[Data records for software interfaces]
******

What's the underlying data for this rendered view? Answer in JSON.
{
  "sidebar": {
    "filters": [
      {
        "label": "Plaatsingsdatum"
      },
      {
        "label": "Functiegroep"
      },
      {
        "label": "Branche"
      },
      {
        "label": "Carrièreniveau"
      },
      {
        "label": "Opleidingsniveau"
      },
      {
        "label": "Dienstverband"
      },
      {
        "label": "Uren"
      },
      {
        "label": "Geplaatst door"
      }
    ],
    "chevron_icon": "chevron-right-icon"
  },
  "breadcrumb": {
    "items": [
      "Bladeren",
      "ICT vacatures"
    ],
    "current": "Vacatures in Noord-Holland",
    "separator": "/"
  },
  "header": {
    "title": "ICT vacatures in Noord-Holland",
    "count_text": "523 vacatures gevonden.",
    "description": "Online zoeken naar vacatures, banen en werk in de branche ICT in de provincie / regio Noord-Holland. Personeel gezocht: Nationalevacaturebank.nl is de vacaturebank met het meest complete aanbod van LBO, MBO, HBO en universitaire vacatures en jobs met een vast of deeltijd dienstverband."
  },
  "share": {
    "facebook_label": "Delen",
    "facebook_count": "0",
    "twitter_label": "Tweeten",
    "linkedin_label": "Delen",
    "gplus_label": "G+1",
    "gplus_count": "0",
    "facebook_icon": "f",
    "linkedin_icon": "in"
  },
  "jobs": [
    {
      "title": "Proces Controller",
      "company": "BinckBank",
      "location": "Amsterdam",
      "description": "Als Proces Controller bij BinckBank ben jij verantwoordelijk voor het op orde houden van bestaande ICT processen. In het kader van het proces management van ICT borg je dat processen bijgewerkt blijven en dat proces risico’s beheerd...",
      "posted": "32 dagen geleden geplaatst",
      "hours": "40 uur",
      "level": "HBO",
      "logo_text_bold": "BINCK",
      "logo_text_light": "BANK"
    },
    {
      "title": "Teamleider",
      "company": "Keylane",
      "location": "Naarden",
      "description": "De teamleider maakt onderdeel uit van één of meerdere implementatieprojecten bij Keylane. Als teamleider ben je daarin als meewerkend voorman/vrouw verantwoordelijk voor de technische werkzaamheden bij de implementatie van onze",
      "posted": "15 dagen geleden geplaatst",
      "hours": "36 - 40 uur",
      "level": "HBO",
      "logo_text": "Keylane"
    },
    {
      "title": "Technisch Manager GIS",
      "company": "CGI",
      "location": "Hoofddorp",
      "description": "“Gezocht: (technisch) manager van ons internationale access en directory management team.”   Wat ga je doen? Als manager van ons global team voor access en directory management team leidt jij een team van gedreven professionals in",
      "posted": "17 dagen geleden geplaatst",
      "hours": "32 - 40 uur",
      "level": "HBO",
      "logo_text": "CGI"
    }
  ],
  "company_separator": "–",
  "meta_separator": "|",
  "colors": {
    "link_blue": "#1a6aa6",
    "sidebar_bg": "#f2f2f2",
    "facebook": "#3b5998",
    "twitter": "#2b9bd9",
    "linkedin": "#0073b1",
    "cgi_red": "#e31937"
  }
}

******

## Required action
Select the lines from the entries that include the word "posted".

## Exercise result
      "posted": "32 dagen geleden geplaatst",
      "posted": "15 dagen geleden geplaatst",
      "posted": "17 dagen geleden geplaatst",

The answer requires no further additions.